        • Mac: Click on the green Tags icon (last icon) to view the newly created tags in the Tags Panel
        • Mac: Expand the tags list by clicking the gray arrow next to the <Tags>. Continue clicking the gray arrows to further expand the tags list
      3. Check to see if the Highlight Content is on by clicking the Options drop-down; a little check next to Highlight Content indicates that it is on. If the Highlight Content is off, turn it on
      4. Select a tag by clicking on it. Notice how the document automatically ‘jumps’ to see the content that corresponds to the tag. Acrobat also highlights the associated content by placing a box around it
      5. Work through the list of tags by briefly clicking on each tag in the Tags panel. (Note: The process of converting from Word to PDF is not perfect and depending on your Word settings, the theme applied, the types of objects inserted, etc., there may be some discrepancies between the two documents. In this document, it is likely you will find an extra/empty paragraph tag, visually located just after the tree image. If found, delete it by right clicking the tag and selecting Delete Tag)
      6. If you find any tags of the default type: <normal> in your tags list, right click the <normal> tag and select Properties to open the Object Properties window
        • Change to the Tag tab and select the correct tag type from the Type drop-down box
        • Select Close
    4. Add/Change Alternative Text
      Acrobat includes several methods for adding/changing the alternate text on page elements. For minor changes and additions, the Tags panel provides easy access to the alternative text property.
      1. Find and click the <Figure> tag so that the image is visible on the screen
      2. Right click the <Figure> tag and select Properties
      3. On the Tag tab of the Object Properties window, edit the text in the Alternate Text box
      4. Click Close
    5. Order Panel
      Although changing the reading order of your document can be accomplished in the Tags panel by dragging and dropping the tags into a different order, Acrobat provides a second panel called Order, specifically for this task, that can speed up the re-order process. This is especially true for long documents. The Order panel will display each page of the document separately with each element on a page numbered in the order that the element will be ‘read’ by a screen reader.
      1. Open the Order panel by selecting View > Show / Hide > Navigation Panes > Order
      2. Expand the list in the Order panel to see Page 2 of your document, as well as the components on the page
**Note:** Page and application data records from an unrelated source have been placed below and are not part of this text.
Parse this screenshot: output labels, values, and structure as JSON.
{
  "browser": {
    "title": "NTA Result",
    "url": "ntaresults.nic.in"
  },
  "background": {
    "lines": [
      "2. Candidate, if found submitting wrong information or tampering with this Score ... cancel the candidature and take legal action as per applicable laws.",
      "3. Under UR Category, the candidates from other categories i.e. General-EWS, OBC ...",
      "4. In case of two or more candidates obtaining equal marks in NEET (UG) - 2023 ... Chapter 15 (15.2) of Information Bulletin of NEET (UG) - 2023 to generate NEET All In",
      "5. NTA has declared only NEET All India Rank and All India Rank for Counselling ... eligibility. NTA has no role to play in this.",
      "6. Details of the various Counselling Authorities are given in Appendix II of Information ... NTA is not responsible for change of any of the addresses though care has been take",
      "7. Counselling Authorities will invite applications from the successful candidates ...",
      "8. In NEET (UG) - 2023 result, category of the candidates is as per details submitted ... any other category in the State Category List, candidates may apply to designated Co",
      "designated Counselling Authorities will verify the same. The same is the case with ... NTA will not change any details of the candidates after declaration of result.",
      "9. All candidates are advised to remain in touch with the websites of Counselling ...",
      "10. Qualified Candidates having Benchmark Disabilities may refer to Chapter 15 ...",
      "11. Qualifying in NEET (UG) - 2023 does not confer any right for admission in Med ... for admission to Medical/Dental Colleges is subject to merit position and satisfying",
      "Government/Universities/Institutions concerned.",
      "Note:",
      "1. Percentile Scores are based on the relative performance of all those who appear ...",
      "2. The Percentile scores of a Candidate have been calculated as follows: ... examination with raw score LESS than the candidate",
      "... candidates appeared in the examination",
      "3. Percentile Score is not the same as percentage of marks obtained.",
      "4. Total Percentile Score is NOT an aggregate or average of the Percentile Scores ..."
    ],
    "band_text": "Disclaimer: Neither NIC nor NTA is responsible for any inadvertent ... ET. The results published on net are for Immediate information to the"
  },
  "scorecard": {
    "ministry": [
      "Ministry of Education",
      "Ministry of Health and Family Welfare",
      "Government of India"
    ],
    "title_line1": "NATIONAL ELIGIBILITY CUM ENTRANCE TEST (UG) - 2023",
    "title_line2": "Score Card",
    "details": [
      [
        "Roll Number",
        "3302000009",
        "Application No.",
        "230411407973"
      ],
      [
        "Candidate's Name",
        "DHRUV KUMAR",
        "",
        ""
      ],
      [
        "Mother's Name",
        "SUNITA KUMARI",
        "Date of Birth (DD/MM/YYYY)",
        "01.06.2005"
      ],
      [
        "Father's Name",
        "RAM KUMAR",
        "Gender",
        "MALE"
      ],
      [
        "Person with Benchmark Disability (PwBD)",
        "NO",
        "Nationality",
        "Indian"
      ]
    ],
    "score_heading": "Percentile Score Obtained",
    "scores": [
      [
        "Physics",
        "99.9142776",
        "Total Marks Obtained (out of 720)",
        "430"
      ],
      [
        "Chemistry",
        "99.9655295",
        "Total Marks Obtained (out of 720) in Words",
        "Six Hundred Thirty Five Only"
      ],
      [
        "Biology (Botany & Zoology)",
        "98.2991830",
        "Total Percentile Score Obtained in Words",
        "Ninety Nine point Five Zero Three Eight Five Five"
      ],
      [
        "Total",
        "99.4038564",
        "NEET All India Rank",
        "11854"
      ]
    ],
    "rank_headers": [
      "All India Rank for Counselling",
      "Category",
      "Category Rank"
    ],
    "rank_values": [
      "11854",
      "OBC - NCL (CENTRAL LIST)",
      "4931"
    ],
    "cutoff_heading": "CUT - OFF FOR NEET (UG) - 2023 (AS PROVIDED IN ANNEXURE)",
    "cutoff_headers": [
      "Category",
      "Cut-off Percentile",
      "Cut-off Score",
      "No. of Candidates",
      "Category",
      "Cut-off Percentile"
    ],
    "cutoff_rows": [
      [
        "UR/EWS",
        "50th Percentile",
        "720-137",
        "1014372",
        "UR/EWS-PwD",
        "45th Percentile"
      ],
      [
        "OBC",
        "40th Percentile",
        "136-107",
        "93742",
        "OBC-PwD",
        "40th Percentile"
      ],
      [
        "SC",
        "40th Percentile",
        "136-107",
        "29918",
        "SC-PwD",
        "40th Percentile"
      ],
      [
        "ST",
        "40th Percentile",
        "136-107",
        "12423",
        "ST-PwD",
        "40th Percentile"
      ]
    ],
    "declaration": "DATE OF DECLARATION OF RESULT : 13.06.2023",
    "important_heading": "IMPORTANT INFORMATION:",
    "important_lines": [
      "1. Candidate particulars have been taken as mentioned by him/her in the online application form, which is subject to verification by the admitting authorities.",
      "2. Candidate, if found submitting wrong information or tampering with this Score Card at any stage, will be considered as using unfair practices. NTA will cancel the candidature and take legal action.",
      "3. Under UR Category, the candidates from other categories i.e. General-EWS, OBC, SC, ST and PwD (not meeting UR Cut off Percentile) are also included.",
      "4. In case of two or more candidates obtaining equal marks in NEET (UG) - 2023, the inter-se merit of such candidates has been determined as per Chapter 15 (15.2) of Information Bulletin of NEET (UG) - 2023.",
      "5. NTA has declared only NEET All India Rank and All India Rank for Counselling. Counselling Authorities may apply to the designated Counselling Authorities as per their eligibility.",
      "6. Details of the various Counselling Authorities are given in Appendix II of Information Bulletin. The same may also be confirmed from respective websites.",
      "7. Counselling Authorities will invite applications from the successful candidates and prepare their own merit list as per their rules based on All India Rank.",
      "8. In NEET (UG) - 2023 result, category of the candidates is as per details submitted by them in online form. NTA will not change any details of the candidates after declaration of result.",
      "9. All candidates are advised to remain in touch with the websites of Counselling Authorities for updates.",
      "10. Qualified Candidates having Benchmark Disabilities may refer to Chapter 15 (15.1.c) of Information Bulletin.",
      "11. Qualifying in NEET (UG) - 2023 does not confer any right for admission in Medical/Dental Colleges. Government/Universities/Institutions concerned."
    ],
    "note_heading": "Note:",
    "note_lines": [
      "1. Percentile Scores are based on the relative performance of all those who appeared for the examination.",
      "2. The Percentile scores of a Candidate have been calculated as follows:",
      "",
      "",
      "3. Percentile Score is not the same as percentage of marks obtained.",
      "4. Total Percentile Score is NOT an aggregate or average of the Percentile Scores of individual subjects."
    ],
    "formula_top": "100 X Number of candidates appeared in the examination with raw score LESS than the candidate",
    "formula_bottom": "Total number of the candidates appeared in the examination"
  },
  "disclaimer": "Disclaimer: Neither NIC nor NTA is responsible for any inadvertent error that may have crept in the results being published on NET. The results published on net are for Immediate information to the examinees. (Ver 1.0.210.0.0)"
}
        • PC: Notice how the image is listed at the bottom but visually is near the top of the page
        • Mac: This issue will not occur for Adobe Acrobat XI
      3. Reorder the tags by dragging and dropping the image tag icon into the correct position on the list
      4. Close the Order panel
    6. Check Accessibility
      The accessibility check built into Acrobat is not a complete and comprehensive check, therefore the check must be done manually. It does, however, provide basic information and alert you of general problems such as missing alternate text
      1. Save your document
      2. Select View > Tools > Accessibility
      3. Select Full Check
      4. Leave the default items selected and click Start Checking
      5. If the document is correct, you should see the message “The checker found no problems in this document.” (Note: Due to a compatibility issue, Adobe Acrobat may report that the extra paragraph tag removed in the previous steps is now ‘Inaccessible page content.’ Because there is no content, this is not an actual error, but items that appear this way should be checked manually)
      6. Click Ok. The accessibility report will appear on the left of the screen